Friday, May 29 10:00 am - 5:00 pm
Metalsmithing skills required, including soldering and sawing. (Ages 18 & up).
Class Fee: $230 (Save 5% on your class fee when you register by March 29, 2020)
Kit Fee: $50 payable to the instructor
Instructor: *visiting artist* Richard Salley
Please note our *visiting artist* registration policy for this workshop. Registration & Refund Policies
Please note: Images for this workshop are provided by the instructor, and represent the project taught. Student results may vary depending on student skill level, stone chosen, and design ideas employed by the student.
A $50 kit fee will be collected in class and includes the following:
Visiting artist Richard Salley began working with metal in 1969 as an assistant to Carmel, California metal sculptor Malcom Moran.
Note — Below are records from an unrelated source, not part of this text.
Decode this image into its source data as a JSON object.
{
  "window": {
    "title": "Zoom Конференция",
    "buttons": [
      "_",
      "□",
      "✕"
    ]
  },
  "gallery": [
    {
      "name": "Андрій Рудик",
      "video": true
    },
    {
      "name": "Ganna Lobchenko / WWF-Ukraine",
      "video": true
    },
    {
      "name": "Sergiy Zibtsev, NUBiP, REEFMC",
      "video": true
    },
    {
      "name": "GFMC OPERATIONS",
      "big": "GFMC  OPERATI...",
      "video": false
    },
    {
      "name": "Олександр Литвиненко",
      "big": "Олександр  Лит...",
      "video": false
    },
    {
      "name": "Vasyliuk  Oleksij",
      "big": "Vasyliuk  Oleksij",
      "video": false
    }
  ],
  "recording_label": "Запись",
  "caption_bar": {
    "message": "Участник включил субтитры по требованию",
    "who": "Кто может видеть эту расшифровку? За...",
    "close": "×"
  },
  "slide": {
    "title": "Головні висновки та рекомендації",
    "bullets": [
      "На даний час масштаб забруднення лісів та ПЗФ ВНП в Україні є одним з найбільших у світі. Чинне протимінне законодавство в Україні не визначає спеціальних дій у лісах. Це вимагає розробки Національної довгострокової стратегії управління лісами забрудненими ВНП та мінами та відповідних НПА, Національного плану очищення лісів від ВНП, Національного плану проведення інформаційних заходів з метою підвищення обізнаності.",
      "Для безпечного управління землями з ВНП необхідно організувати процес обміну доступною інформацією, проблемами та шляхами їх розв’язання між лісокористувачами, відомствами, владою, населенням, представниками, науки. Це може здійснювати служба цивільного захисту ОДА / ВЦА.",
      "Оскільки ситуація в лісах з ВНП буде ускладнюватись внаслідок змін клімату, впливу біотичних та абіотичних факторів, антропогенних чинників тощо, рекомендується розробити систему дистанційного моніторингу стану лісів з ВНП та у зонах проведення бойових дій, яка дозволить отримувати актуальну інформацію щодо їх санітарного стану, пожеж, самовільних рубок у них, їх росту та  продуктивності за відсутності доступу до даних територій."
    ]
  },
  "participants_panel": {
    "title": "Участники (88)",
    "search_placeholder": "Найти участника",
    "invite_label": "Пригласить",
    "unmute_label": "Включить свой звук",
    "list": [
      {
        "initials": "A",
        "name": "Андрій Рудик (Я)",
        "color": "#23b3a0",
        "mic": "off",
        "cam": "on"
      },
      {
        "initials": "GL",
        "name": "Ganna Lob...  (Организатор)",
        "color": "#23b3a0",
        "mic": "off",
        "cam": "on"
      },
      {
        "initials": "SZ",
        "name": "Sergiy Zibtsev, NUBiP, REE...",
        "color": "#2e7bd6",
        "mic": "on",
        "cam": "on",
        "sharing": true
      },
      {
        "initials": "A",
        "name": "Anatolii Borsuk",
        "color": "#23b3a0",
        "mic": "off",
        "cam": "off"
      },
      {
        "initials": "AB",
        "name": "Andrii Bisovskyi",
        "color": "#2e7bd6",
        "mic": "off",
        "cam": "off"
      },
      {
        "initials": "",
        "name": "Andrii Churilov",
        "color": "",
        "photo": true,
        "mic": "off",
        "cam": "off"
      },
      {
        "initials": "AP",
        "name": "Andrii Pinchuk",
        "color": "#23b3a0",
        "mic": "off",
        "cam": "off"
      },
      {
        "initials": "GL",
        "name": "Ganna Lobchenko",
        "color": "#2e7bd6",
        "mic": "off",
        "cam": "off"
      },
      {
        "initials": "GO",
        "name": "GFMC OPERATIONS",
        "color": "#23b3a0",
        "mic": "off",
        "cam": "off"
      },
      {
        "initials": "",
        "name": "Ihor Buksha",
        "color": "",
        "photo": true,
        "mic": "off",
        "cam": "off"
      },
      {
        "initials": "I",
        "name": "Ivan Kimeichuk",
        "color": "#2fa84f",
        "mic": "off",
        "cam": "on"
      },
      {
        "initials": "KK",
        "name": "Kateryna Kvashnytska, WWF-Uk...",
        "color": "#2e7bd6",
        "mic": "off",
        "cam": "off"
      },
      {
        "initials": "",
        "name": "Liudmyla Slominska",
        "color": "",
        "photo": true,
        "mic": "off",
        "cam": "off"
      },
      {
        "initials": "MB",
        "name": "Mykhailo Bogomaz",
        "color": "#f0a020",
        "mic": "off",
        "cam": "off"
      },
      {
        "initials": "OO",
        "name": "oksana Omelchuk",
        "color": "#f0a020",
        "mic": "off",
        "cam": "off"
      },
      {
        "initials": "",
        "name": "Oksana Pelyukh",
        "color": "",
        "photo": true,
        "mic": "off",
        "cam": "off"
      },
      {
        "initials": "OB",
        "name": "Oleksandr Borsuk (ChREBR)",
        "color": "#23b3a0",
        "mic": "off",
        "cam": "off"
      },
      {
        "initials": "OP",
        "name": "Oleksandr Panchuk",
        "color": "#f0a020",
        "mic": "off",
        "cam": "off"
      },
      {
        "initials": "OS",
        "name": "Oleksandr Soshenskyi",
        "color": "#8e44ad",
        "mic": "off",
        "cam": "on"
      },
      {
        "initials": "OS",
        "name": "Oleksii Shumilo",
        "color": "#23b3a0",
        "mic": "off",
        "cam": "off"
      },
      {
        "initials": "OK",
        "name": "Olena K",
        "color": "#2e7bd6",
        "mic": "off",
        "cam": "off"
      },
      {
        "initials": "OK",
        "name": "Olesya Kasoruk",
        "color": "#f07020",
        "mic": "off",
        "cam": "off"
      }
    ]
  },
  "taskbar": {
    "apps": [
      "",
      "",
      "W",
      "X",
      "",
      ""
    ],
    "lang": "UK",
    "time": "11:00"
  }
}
His metal working experience turned to 'found object jewelry' after taking a workshop with Keith LoBue in 2002.
Richard has recently retired from teaching in public schools to devote more time to his art and teaching workshops around the country. His interests include digital art, mixed media collage/assemblage, sculpture and jewelry.
Richard's work has been featured in ‘Belle Armoire Jewelry’, ‘Art Jewelry’ and ‘Jewelry Artist’ magazines, Susan Lenart-Kazmer’s book ‘Making Connections’, ‘Steel Wire Jewelry' by Brenda Schweder, 'Steampunk Style Jewelry' by Jean Campbell and 'Metal Style' by Karen Dougherty.